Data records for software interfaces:
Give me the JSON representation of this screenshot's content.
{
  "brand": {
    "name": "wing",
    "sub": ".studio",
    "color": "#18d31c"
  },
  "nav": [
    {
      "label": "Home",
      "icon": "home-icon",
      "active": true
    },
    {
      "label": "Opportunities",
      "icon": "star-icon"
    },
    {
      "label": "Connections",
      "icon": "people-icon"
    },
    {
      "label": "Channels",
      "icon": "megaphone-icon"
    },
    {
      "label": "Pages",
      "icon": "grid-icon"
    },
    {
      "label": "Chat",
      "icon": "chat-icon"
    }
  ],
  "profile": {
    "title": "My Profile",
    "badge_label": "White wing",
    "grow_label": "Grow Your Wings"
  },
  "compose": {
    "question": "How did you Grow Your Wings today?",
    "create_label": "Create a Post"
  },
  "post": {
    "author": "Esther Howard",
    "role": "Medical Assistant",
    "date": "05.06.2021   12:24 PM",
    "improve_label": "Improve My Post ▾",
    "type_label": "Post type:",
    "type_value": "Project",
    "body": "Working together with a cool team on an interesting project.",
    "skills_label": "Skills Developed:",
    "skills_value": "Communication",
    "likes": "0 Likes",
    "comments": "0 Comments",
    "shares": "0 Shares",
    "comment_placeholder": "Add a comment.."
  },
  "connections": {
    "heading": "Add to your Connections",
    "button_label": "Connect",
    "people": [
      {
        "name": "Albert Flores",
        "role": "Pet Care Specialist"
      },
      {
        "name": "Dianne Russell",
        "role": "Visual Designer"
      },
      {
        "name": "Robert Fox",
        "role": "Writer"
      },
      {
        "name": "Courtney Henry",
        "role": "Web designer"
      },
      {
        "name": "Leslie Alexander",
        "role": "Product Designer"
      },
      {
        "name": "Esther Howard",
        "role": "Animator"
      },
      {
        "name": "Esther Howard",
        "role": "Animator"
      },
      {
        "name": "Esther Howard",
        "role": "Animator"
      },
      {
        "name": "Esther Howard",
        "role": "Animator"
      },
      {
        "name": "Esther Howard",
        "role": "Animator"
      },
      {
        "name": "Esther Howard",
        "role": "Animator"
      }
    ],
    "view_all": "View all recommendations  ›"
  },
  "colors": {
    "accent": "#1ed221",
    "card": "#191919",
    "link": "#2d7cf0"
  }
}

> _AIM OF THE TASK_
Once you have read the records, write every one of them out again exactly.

> _SOLUTION TO THE EXERCISE_
Give me the JSON representation of this screenshot's content.
{
  "brand": {
    "name": "wing",
    "sub": ".studio",
    "color": "#18d31c"
  },
  "nav": [
    {
      "label": "Home",
      "icon": "home-icon",
      "active": true
    },
    {
      "label": "Opportunities",
      "icon": "star-icon"
    },
    {
      "label": "Connections",
      "icon": "people-icon"
    },
    {
      "label": "Channels",
      "icon": "megaphone-icon"
    },
    {
      "label": "Pages",
      "icon": "grid-icon"
    },
    {
      "label": "Chat",
      "icon": "chat-icon"
    }
  ],
  "profile": {
    "title": "My Profile",
    "badge_label": "White wing",
    "grow_label": "Grow Your Wings"
  },
  "compose": {
    "question": "How did you Grow Your Wings today?",
    "create_label": "Create a Post"
  },
  "post": {
    "author": "Esther Howard",
    "role": "Medical Assistant",
    "date": "05.06.2021   12:24 PM",
    "improve_label": "Improve My Post ▾",
    "type_label": "Post type:",
    "type_value": "Project",
    "body": "Working together with a cool team on an interesting project.",
    "skills_label": "Skills Developed:",
    "skills_value": "Communication",
    "likes": "0 Likes",
    "comments": "0 Comments",
    "shares": "0 Shares",
    "comment_placeholder": "Add a comment.."
  },
  "connections": {
    "heading": "Add to your Connections",
    "button_label": "Connect",
    "people": [
      {
        "name": "Albert Flores",
        "role": "Pet Care Specialist"
      },
      {
        "name": "Dianne Russell",
        "role": "Visual Designer"
      },
      {
        "name": "Robert Fox",
        "role": "Writer"
      },
      {
        "name": "Courtney Henry",
        "role": "Web designer"
      },
      {
        "name": "Leslie Alexander",
        "role": "Product Designer"
      },
      {
        "name": "Esther Howard",
        "role": "Animator"
      },
      {
        "name": "Esther Howard",
        "role": "Animator"
      },
      {
        "name": "Esther Howard",
        "role": "Animator"
      },
      {
        "name": "Esther Howard",
        "role": "Animator"
      },
      {
        "name": "Esther Howard",
        "role": "Animator"
      },
      {
        "name": "Esther Howard",
        "role": "Animator"
      }
    ],
    "view_all": "View all recommendations  ›"
  },
  "colors": {
    "accent": "#1ed221",
    "card": "#191919",
    "link": "#2d7cf0"
  }
}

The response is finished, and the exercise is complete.